(RECORDS PROVIDED)

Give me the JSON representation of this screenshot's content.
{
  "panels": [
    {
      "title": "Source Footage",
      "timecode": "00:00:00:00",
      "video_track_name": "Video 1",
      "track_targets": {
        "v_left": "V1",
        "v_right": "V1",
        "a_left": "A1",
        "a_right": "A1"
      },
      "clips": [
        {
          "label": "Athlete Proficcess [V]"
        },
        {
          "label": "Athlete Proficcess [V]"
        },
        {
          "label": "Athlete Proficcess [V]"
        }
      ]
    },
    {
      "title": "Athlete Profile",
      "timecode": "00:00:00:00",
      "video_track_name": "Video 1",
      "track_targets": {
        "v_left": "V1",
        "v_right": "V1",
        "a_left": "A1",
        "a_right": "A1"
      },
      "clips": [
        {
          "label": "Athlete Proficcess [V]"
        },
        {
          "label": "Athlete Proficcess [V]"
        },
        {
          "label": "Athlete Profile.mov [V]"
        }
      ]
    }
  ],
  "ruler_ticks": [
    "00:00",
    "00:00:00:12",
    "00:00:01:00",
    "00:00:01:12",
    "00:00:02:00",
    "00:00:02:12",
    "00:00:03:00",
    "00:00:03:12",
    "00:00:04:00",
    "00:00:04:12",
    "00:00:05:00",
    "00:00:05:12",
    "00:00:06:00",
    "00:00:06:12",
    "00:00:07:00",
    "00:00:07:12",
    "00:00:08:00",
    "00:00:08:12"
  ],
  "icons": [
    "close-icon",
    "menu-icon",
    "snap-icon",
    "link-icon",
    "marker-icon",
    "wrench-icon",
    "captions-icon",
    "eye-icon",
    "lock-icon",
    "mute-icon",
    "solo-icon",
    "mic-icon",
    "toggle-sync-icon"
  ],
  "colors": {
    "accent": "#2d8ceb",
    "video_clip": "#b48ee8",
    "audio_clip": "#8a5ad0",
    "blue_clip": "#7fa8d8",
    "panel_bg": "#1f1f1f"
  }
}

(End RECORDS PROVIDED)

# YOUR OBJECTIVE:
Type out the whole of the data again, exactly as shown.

# FINAL ANSWER:
Give me the JSON representation of this screenshot's content.
{
  "panels": [
    {
      "title": "Source Footage",
      "timecode": "00:00:00:00",
      "video_track_name": "Video 1",
      "track_targets": {
        "v_left": "V1",
        "v_right": "V1",
        "a_left": "A1",
        "a_right": "A1"
      },
      "clips": [
        {
          "label": "Athlete Proficcess [V]"
        },
        {
          "label": "Athlete Proficcess [V]"
        },
        {
          "label": "Athlete Proficcess [V]"
        }
      ]
    },
    {
      "title": "Athlete Profile",
      "timecode": "00:00:00:00",
      "video_track_name": "Video 1",
      "track_targets": {
        "v_left": "V1",
        "v_right": "V1",
        "a_left": "A1",
        "a_right": "A1"
      },
      "clips": [
        {
          "label": "Athlete Proficcess [V]"
        },
        {
          "label": "Athlete Proficcess [V]"
        },
        {
          "label": "Athlete Profile.mov [V]"
        }
      ]
    }
  ],
  "ruler_ticks": [
    "00:00",
    "00:00:00:12",
    "00:00:01:00",
    "00:00:01:12",
    "00:00:02:00",
    "00:00:02:12",
    "00:00:03:00",
    "00:00:03:12",
    "00:00:04:00",
    "00:00:04:12",
    "00:00:05:00",
    "00:00:05:12",
    "00:00:06:00",
    "00:00:06:12",
    "00:00:07:00",
    "00:00:07:12",
    "00:00:08:00",
    "00:00:08:12"
  ],
  "icons": [
    "close-icon",
    "menu-icon",
    "snap-icon",
    "link-icon",
    "marker-icon",
    "wrench-icon",
    "captions-icon",
    "eye-icon",
    "lock-icon",
    "mute-icon",
    "solo-icon",
    "mic-icon",
    "toggle-sync-icon"
  ],
  "colors": {
    "accent": "#2d8ceb",
    "video_clip": "#b48ee8",
    "audio_clip": "#8a5ad0",
    "blue_clip": "#7fa8d8",
    "panel_bg": "#1f1f1f"
  }
}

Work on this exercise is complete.